[What the task asks]: Your output should reproduce each entry exactly, with none of its pictures.

[Dataset entries]:
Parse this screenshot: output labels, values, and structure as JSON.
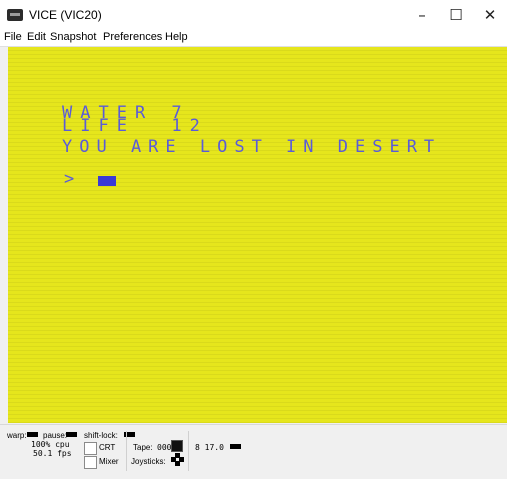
{
  "window": {
    "title": "VICE (VIC20)",
    "minimize": "–",
    "maximize": "☐",
    "close": "✕"
  },
  "menu": [
    "File",
    "Edit",
    "Snapshot",
    "Preferences",
    "Help"
  ],
  "screen": {
    "lines": [
      "WATER 7",
      "LIFE  12",
      "YOU ARE LOST IN DESERT"
    ],
    "prompt": ">",
    "background": "#e6e61c",
    "text_color": "#5a5cd8"
  },
  "status": {
    "warp_label": "warp:",
    "pause_label": "pause:",
    "shiftlock_label": "shift-lock:",
    "cpu": "100% cpu",
    "fps": "50.1 fps",
    "crt_label": "CRT",
    "mixer_label": "Mixer",
    "tape_label": "Tape:",
    "tape_counter": "000",
    "joysticks_label": "Joysticks:",
    "drive": "8 17.0"
  }
}
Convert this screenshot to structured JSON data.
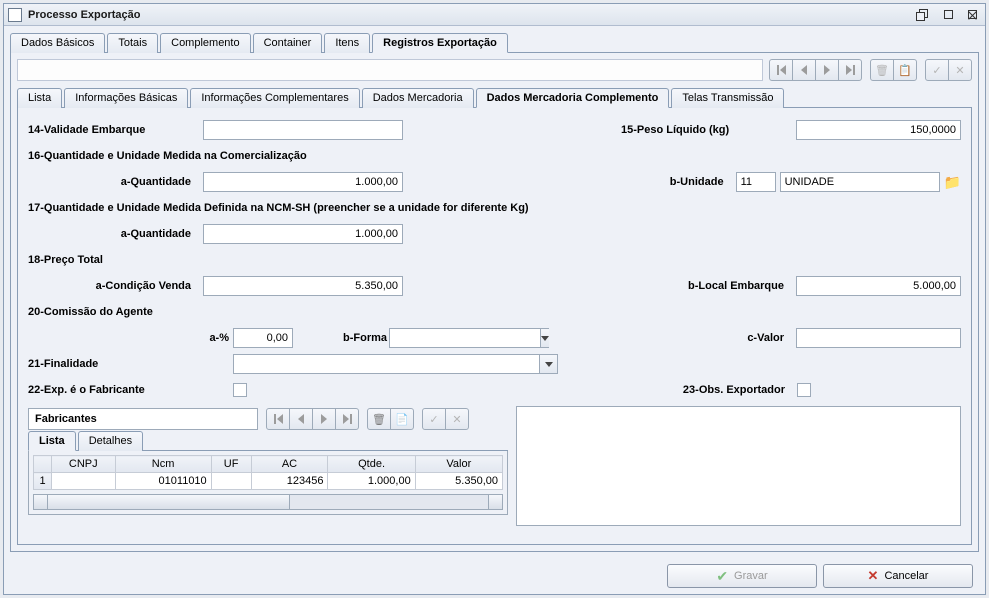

[Result of this task]:
Parse this screenshot: output labels, values, and structure as JSON.
{
  "window": {
    "title": "VICE (VIC20)",
    "minimize": "–",
    "maximize": "☐",
    "close": "✕"
  },
  "menu": [
    "File",
    "Edit",
    "Snapshot",
    "Preferences",
    "Help"
  ],
  "screen": {
    "lines": [
      "WATER 7",
      "LIFE  12",
      "YOU ARE LOST IN DESERT"
    ],
    "prompt": ">",
    "background": "#e6e61c",
    "text_color": "#5a5cd8"
  },
  "status": {
    "warp_label": "warp:",
    "pause_label": "pause:",
    "shiftlock_label": "shift-lock:",
    "cpu": "100% cpu",
    "fps": "50.1 fps",
    "crt_label": "CRT",
    "mixer_label": "Mixer",
    "tape_label": "Tape:",
    "tape_counter": "000",
    "joysticks_label": "Joysticks:",
    "drive": "8 17.0"
  }
}
Convert this screenshot to structured JSON data.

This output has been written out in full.